Protect those baby plants 

from Spring weather damage


   You just could not wait any longer; you just had to plants some flower and garden plants. The weather was warm and beautiful but now, the forecast says next week will see yet another freeze or a thunder storm producing hail big enough to flatten the garden. What to do. 

   For the past month, I have been saving gallon jugs and 2 liter jugs. Many springs seasons have no late damaging freezes but most will have several. A few hours just about sunrise when the temps drop to freezing. It doesn't last long and then sunshine is warming air and soil.
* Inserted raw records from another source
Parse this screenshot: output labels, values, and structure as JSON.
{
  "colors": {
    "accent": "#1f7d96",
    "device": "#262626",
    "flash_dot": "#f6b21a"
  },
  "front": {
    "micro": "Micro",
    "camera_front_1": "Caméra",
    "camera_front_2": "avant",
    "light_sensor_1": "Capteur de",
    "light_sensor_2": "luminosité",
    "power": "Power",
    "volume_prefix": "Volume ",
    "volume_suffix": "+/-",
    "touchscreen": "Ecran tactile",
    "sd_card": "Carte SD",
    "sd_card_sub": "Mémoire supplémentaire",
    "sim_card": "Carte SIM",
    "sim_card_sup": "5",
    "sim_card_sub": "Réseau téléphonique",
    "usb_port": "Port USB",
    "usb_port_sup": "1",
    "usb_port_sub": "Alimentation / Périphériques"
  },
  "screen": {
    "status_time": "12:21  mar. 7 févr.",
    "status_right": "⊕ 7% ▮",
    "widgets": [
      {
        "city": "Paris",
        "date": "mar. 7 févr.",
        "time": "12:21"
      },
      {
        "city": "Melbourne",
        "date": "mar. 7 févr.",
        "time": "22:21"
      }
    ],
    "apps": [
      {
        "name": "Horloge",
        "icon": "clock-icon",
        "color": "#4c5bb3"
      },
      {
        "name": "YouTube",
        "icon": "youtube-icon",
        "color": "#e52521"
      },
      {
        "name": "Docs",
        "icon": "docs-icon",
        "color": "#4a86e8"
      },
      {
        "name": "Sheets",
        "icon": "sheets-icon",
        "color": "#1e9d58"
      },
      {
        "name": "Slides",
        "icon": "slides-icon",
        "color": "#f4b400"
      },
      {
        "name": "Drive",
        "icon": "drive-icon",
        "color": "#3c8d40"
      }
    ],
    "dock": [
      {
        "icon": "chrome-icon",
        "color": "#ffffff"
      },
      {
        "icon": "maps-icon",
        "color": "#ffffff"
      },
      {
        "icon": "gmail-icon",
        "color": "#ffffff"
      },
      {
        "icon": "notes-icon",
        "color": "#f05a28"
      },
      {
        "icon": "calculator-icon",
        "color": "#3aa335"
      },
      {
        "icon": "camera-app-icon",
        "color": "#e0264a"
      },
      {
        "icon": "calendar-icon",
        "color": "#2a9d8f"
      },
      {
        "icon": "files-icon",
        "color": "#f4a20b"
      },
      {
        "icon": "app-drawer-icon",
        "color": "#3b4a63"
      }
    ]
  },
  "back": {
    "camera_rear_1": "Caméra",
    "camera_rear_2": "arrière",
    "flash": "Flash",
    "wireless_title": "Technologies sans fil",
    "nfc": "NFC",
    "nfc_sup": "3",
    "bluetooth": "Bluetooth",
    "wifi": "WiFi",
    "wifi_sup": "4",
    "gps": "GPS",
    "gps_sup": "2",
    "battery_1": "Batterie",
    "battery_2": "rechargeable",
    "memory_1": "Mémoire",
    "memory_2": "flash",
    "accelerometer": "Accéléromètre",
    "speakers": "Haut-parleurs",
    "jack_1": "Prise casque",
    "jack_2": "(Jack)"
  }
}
Hail storms come up suddenly and often you don't have the time to run out and put any cover over the plantlings.  

   The only plants I have out in the ground right now, the last week of March, have been there for a while. The spinach didn't get started early enough and will probably bolt before it makes any large leaves. The honeysuckle has made no flowers yet and last year at this time, it was covered with hundreds of blooms. Almost no early rains this  year. The desert willow and the trumpet vine won't wake up until late in spring, just about the time the mesquite trees leaf out.  

   The spinach plants stand up well to any freezes but they are also on the south side of the house and well protected. Our greatest danger here is the wind damage. It will blow every day from March through June or August. Unless windbreak is provided, your tender plantlings will  flattened, killed quickly. In our area, the protected gardens are on the east or south side of buildings. I have a collection of small pieces of scrap corrugated metal and fiberglass, appropriate boards which can be put quickly into use. Years ago, we bought a bunch of baby trees from the Soil Conservation Program. They had a great price on  coryply tubes that were to protect trees from bunnies and the weather. That was about 8 years ago and they are still holding up well. A good investment. 

   I've seen ads for caps to cover plants that look great until I get to the price. If you are trying to look cool and impress your friends and neighbors, they are okay. It's not easy to store so much stuff and have it handy when you need it again next spring. If the plant in danger has protection from wind, it is fairly easy to cover it all with a big upside down cooking pot. I use all the gallon and 2 liter jugs, cutting off the bottom where it can easily be placed over the smaller plants. I have known gardeners that kept heavy duty Army surplus blankets to throw over their plant covers. What you  use depends on what you have on hand. Big, empty flower pots are good covers, empty mop bucket, empty tubs, boxes can all do the job and then go back to their normal life. I've heard of filling empty space around the plants with bubble wrap but I've never had any on hand. Two years ago we had three hard freezes, late after I'd set out the tomatoes. I used leaves around the plants before putting on an empty tub for protection. It kept them too wet and was not a good thing because of the rain.

   Some freezes sneak in with no warning from a forecaster and you can't do much about those. You can get an outdoor thermometer, keep an eye on the temperature and hope to run out and cover your babies if necessary. You just do the best you can. The plants that cannot be planted until the soil has warmed must be saved and planted when it is warmer.